What are the drawbacks of personality tests in the workplace?
There are a few drawbacks to using personality tests in the workplace. In addition to the fact that some organizations might use these tests at the wrong stage of the recruitment process, here are a few other downsides of personality testing in the workplace.
How personality testing in the workplace might be unethical
It’s important to be aware that giving candidates a personality test might be seen as unethical and potentially discriminatory against those who have mental health challenges. This is particularly true if a hiring decision is based solely on the results of a personality test and no other factors are considered.
Personality tests might not be specifically customized for each job role
Using the same personality test with the same questions for every role and team in a company is not recommended. If you’re hiring a developer and a marketing professional, a different personality test with different custom questions might be a better approach for each of these positions.
As your organization might have a particular culture running through it, but have different factors motivating each department’s productivity in different ways, you might need to customize your personality test questions to get reliable results.
How the responses your candidates provide might not be entirely truthful
Though we hope your candidates answer your personality tests truthfully, the truth is that some may look for ways to cheat on pre-employment tests. In the case of personality tests, your candidates might try to adjust their responses to suit your organization’s culture. In the end, this will give a poor representation of their true personality.

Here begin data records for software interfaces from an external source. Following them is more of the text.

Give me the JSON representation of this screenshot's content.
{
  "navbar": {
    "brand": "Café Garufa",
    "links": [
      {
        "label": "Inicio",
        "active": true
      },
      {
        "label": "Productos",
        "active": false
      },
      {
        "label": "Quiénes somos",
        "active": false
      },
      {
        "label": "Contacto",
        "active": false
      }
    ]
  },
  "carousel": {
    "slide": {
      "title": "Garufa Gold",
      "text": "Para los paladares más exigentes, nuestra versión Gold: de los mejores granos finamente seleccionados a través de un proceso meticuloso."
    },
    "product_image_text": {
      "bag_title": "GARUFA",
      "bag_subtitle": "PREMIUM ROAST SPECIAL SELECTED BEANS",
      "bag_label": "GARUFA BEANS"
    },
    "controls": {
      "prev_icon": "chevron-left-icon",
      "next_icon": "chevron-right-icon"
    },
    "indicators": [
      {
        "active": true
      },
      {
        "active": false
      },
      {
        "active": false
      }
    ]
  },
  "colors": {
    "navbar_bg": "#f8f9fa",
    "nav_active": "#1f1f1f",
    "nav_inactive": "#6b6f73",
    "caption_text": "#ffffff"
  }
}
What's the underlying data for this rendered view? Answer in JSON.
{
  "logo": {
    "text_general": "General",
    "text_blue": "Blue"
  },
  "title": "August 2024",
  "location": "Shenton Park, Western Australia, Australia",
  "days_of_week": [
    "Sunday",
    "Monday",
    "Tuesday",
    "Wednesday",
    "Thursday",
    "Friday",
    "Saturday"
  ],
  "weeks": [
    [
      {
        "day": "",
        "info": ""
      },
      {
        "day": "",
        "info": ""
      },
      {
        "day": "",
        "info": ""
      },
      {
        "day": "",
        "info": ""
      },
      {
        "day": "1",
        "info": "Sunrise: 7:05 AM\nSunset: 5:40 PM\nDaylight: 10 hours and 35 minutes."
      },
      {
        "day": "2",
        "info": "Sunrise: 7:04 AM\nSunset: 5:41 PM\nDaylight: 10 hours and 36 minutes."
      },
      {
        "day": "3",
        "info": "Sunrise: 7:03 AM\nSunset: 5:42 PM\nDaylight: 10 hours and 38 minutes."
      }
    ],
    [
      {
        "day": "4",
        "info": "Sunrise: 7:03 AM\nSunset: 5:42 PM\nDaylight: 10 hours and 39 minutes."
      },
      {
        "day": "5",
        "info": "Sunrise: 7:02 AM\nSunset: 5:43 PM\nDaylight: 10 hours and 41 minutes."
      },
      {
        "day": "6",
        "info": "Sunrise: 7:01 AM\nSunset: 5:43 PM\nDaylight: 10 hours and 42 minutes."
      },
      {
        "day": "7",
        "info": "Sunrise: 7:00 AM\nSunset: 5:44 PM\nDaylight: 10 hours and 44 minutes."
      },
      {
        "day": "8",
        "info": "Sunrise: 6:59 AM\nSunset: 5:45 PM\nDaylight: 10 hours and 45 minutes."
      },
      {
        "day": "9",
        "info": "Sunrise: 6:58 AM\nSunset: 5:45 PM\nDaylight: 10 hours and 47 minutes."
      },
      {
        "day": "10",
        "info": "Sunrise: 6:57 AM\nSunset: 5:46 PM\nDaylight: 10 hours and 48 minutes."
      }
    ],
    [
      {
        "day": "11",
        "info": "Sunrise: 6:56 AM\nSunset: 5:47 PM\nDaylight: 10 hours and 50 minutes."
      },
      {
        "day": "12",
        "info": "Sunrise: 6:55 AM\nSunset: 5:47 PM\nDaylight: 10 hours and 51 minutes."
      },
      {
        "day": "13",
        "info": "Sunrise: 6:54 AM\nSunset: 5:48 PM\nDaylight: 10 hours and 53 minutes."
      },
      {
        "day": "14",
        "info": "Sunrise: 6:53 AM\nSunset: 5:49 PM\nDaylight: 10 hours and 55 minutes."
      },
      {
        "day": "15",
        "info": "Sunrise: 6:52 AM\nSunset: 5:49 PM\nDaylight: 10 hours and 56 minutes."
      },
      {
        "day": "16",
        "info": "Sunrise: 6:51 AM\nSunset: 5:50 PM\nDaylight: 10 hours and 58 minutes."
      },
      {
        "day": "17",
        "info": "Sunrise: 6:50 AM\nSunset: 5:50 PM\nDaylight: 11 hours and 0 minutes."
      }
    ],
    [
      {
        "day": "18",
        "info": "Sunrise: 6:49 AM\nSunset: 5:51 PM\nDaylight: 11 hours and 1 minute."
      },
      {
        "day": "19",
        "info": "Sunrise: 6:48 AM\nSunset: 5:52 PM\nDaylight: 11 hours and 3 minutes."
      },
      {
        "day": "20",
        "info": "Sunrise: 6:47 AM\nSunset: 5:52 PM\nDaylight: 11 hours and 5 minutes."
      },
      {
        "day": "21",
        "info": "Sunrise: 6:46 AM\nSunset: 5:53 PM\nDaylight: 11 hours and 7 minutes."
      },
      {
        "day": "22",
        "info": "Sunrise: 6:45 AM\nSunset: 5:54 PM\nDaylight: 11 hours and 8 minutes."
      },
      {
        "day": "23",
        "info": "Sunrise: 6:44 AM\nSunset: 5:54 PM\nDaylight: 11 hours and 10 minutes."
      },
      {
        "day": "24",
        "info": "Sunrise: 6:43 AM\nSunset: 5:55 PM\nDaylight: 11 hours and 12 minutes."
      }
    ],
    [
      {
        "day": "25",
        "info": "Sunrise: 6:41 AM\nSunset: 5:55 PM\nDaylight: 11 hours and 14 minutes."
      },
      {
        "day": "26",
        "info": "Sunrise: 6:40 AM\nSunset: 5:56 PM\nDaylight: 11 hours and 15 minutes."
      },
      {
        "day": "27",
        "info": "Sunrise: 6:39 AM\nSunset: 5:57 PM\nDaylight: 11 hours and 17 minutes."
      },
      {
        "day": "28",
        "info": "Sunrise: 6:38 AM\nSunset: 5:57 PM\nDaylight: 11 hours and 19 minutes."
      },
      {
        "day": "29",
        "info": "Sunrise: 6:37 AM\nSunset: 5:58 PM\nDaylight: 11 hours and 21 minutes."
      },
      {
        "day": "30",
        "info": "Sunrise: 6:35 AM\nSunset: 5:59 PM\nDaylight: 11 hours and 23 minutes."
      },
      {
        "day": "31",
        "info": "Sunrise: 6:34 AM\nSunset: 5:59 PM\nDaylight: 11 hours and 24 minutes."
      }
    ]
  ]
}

However, it is rare that candidates provide false answers to personality tests.
When should personality tests be used?
We recommend that you use personality tests near the beginning of your hiring process, ideally before you reach the interview stage. There are two main reasons for this. Not only can the results of your candidates’ personality tests help you when it comes to the interview stage, but they can also help to reduce your time-to-hire significantly.
How should personality tests be used?
We mentioned that to find more about your candidates during the interview stage, personality tests can be ideal. This is because personality tests should be used to inform your hiring process. To be specific, the results of a personality test can be used to create interview questions and discover more about your candidates’ approaches to the role.
The other thing to remember about how to use personality tests in the workplace is that you should combine them with a range of other tests, interviews, and custom questions to learn as much as possible about your candidates. Because, as we said, basing a hiring decision solely on the results of a personality test isn’t recommended – and can ultimately lead to a mis-hire.
You should also remember that cultural diversity within a team is recommended. Diverse teams perform and make better business decisions, which is why you should always look to widen your candidate pool. For this reason, using a personality test to exclusively select particular personality types for your organization can reduce your chances of boosting productivity. It should be avoided.
Use personality tests in the workplace the right way to hire top candidates
Assessing your candidates and learning more about them can be a challenge, but you can use personality tests to your advantage. They have a range of benefits that you can take advantage of as an HR professional. But you should always remember to use personality tests the right way. It’s no use making a hiring decision based only on a candidate’s personality. Remember to:
- Use personality tests at the beginning of the hiring process
- Use personality tests to inform the interview stage
- Combine personality tests with other skills tests
- Avoid bias and exclusively selecting certain candidates for the next round of interviews
Discover more about your candidates and gain as much information as possible about them by exploring TestGorilla’s personality tests today.